There are around 960,000 employees who take sick leave for a month or more each year, with nearly a third of those dropping out of employment altogether. This is costing employer companies, millions of pounds of loss every year UK-wide.

In response to a Government-commissioned report prepared in 2011, the government has set up Fit for Work, a new service providing occupational health advice and support for employees, employers and GPs. The objective of the scheme is to help people with health conditions stay in or return to work, through free telephone and online advice service, but also an independent health assessment and follow up after just 4 consecutive weeks’ sickness absence. Assessment will lead to a Return to Work Plan and series of recommendations for employers to facilitate the employee’s return to work. 

From January 2015, in light of the report, the Government also introduced a tax exemption on employer’s expenditure on medical treatment and vocational rehabilitation.

Employers need to be aware of the changes which Fit for Work is likely to bring about to their current absence management practices. For some employers, the first they will know of an employee referral to Fit for Work may be upon receipt of a Return to Work Plan. 

In light of the potential involvement of Fit for Work in employee sickness absenteeism, employers will need to consider their sickness absence policies and whether they wish to impose requirements upon employees as regards co-operation in the assessment process, highlighting any effects of failure to do so.

Particular issues to consider include:

- Line managers will generally be the first point of contact for Fit for Work. Are managers equipped to respond to ‘Return to Work’ recommendations they receive. Is training needed? Will you nominate one person as a central point of contact and communicate this to employees?  

- Understanding whether there might be consequences if recommendations are not acted upon. Co-operation with Fit for Work is entirely voluntary but there may be legal implications if dismissal is later contemplated or reasonable adjustments fail to be made.
Updating, revising, policies and procedures able to accommodate this change in approach.

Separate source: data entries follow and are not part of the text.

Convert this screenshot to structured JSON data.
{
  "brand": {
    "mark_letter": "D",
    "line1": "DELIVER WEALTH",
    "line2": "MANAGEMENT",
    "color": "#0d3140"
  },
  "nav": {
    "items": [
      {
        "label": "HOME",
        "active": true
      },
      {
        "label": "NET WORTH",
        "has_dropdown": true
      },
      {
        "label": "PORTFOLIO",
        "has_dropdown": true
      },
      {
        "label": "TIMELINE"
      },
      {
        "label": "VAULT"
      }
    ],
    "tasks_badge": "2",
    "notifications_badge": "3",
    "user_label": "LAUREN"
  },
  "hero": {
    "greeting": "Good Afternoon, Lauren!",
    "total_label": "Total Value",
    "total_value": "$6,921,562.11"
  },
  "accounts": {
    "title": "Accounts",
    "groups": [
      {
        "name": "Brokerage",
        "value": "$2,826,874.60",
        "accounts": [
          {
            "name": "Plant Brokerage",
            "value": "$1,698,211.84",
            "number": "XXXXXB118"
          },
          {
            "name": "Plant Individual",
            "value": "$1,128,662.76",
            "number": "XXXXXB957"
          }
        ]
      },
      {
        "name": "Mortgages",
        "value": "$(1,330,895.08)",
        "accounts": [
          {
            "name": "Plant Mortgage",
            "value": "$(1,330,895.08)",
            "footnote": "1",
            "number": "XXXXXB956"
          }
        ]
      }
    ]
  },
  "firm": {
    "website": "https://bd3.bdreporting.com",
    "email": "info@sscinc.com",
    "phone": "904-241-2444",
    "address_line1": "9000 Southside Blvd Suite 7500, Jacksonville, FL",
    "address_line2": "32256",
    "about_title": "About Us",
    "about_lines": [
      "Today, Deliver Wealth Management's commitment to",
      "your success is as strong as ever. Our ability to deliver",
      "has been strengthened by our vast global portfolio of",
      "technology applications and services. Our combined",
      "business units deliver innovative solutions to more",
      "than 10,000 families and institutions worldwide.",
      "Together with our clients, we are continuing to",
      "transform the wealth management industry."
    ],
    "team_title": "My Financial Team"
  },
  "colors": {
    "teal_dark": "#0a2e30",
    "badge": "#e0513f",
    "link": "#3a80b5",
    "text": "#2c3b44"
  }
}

- Considering how (if at all), Fit for Work might impact upon existing in-house Occupational Health resource. Are employees aware of such recourse?

- Should dismissal be considered, assess whether the necessary steps been taken in order to minimise the risks of discrimination claims being made subsequently.

Clearly, not all employees who are absent due to ill-health will be capable of returning to work or at least will not be able to do so before it is reasonable for the employer to decide that it cannot wait any longer.
For further information, please contact Koichiro Nakada – Head of Japan Business Group ( and Yoko Nakada - Senior Associate, Deputy Head of Japan Business Group (
The information and any commentary on the law contained in this bulletin is provided free of charge for information purposes only. No responsibility for its accuracy and correctness, or for any consequences of relying on it, is assumed by Lewis Silkin LLP or Centre People Appointments. The information and commentary does not, and is not intended to, amount to legal advice and is not intended to be relied upon. You are strongly advised to obtain specific, personal advice from a lawyer about your case or matter and not rely on the information or comments in this bulletin.

This information is supplied by Lewis Silkin LLP www.lewissilkin.comm

Article top